“That school is a main artery here,” said James Mikesell, Plant Facilities Manager for the Lower Kuskokwim School District.

Mikesell is leading the charge on the frozen well, which started showing problems in September.

“It was slowing down. Its production level was slowing down. Then 9-28 that was it. There was hardly any water coming out at all,” said Mikesell.

Mikesell first thought the well had collapsed. The structure’s pipe was installed in the 1960s and has been sitting in earth rich in iron, which corrodes metal.

“We put some heat down there with some heat tape and melted, and it started going down,” said Mikesell. “I’m going, sand doesn’t do that; solid ground doesn’t do that.”

Then he discovered something he ha never seen before, never even heard of before.

“We’ve come to find out, it is frozen,” said Mikesell.

Mikesell and his crew have been melting a tube of ice inside the well casing for about a week. So far, they have thawed 30 feet of ice.

“It was eight feet one day. It was three feet another day. It was five feet another day,” said Mikesell.

The ice initially started about 100 feet below ground. Mikesell said the deeper they go, the slower the ice melts.

“I had hoped, hope upon hope, that we would have already have been through it. But we’re not.

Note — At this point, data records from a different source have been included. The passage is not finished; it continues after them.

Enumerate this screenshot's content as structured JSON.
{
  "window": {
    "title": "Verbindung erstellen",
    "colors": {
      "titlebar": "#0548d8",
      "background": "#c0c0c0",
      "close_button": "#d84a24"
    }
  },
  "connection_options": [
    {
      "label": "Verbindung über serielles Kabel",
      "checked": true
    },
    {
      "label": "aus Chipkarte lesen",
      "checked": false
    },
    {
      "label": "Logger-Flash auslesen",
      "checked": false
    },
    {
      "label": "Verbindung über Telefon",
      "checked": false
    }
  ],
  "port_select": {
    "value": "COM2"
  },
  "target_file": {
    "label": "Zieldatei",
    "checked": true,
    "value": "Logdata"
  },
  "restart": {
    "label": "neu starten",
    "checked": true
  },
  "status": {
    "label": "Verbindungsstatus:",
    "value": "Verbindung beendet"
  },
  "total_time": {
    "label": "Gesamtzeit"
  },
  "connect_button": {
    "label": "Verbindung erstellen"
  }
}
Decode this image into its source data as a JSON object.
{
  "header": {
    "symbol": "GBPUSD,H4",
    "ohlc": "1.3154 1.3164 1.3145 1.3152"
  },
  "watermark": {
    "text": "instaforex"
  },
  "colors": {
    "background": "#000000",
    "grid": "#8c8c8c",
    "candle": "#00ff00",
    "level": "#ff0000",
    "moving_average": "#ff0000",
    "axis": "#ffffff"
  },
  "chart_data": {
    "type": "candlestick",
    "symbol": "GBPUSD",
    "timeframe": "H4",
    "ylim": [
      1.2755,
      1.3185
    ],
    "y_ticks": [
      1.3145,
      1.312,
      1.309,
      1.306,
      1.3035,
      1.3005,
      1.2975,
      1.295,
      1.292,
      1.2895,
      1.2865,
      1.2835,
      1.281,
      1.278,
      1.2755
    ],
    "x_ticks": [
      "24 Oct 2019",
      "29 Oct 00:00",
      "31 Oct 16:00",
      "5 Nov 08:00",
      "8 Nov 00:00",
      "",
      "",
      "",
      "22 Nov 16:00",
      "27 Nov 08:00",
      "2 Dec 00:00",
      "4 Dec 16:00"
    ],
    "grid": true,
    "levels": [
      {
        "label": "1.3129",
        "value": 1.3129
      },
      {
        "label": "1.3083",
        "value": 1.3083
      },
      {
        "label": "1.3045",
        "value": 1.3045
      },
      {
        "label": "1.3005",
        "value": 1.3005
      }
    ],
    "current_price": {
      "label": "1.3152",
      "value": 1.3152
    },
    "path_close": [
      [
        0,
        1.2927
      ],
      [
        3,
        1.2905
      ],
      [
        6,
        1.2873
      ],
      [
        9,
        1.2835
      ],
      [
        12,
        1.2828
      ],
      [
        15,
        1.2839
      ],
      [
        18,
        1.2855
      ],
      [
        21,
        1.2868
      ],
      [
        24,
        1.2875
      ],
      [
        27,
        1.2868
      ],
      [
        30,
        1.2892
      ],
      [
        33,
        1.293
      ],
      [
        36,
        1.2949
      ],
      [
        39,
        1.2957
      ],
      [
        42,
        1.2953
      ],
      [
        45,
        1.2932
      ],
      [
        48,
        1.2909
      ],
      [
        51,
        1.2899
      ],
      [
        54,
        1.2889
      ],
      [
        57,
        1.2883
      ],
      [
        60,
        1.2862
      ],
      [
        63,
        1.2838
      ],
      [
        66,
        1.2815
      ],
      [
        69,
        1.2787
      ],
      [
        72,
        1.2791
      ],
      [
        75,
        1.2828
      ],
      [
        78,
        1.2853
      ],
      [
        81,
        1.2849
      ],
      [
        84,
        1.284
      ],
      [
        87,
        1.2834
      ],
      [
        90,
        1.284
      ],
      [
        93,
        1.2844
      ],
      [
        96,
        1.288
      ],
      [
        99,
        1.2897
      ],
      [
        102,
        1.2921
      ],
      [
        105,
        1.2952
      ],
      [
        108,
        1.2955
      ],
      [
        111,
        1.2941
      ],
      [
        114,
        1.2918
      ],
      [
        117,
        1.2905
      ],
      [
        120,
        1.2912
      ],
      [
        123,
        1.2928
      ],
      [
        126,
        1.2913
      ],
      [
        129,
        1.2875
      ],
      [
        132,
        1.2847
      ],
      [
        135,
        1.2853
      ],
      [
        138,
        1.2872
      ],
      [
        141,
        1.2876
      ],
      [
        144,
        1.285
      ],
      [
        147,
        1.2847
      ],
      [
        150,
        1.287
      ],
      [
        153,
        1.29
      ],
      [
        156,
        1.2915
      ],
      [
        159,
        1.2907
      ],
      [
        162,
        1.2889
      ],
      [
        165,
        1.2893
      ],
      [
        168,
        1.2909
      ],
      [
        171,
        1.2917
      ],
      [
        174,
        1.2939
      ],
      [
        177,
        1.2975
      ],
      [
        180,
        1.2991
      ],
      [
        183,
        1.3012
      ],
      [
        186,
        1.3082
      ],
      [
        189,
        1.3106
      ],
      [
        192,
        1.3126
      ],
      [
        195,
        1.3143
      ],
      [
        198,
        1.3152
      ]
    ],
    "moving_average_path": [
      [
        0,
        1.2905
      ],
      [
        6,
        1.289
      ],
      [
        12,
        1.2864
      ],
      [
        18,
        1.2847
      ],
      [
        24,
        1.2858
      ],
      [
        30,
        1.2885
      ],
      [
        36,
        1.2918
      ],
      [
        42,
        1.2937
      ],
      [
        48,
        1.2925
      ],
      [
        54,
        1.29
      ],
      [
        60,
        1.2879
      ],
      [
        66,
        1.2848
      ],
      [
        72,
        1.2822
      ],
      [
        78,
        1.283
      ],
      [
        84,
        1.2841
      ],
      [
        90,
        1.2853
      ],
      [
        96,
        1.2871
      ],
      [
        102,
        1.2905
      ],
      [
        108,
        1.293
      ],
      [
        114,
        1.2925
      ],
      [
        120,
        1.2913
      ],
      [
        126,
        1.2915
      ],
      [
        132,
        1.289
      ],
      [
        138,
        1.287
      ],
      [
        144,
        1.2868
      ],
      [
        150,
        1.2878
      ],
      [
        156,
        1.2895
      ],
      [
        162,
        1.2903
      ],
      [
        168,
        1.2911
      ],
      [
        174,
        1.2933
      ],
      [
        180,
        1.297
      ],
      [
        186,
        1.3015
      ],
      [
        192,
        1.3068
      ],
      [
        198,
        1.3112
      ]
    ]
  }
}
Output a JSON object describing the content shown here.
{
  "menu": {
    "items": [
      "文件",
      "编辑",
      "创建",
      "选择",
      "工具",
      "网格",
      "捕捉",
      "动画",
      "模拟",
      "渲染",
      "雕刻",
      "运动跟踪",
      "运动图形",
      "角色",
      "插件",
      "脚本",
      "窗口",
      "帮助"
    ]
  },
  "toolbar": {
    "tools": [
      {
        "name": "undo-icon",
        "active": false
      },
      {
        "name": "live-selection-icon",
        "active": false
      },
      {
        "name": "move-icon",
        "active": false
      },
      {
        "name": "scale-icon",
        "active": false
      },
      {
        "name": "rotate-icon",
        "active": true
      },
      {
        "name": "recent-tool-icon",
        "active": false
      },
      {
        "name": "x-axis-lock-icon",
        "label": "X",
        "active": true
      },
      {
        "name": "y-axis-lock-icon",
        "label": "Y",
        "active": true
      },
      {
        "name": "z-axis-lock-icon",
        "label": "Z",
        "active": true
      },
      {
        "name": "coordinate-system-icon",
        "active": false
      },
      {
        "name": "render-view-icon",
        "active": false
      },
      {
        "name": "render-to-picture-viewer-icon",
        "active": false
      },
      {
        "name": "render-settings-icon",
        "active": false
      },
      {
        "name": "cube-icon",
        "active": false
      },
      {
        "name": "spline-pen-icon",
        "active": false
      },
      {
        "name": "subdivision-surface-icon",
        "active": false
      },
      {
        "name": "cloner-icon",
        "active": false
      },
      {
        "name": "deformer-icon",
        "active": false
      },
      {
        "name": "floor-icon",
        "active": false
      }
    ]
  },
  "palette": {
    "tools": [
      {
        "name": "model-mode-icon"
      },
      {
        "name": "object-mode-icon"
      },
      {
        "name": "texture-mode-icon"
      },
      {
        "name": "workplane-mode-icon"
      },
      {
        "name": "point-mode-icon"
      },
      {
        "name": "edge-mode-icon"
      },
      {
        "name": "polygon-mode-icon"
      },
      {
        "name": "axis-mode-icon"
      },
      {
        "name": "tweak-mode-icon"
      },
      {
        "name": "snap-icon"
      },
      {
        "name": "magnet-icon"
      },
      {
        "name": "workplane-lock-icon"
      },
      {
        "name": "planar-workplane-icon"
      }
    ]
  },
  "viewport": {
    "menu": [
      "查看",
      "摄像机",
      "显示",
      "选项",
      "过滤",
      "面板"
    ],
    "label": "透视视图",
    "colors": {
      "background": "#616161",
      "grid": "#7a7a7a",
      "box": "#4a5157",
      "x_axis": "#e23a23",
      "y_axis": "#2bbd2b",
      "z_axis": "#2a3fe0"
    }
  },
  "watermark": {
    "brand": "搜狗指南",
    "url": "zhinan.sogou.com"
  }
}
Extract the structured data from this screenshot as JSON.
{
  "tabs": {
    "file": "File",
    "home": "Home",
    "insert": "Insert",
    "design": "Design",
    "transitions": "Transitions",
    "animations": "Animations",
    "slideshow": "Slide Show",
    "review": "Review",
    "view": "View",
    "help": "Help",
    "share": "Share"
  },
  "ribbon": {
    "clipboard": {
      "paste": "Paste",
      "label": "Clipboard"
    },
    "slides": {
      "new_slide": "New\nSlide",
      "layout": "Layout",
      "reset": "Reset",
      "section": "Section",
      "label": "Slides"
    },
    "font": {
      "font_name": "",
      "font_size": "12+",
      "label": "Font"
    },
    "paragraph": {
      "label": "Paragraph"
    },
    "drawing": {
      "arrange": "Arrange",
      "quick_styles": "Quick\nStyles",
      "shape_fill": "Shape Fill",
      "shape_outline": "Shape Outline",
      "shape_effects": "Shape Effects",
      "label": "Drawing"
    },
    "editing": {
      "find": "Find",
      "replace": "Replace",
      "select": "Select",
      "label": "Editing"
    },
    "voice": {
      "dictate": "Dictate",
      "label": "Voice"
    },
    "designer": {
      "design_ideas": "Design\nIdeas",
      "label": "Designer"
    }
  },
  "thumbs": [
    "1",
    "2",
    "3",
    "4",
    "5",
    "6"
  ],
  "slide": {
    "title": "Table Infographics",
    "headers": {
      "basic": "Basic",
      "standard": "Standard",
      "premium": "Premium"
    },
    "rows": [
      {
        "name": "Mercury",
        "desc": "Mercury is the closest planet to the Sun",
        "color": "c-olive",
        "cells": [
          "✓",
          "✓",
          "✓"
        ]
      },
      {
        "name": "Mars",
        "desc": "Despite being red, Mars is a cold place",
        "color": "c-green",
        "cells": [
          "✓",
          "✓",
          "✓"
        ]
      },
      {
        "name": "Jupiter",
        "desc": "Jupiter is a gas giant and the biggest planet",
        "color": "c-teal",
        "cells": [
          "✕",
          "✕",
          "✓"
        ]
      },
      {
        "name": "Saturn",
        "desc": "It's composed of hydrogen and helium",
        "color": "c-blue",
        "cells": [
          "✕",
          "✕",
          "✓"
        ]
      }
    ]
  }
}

I have no idea how deep this plug can go,” said Mikesell.

The well runs almost 450 feet.

The school district has ordered another heating device that is supposed to blast out the ice with hot water, hopefully.

“These are just kind of experiments in terror when it comes to this sort of thing,” said Mikesell.

While Mikesell and his crew work on the well, the school district is purchasing hauled water from the city, almost 7,000 gallons per day for about $500 a day.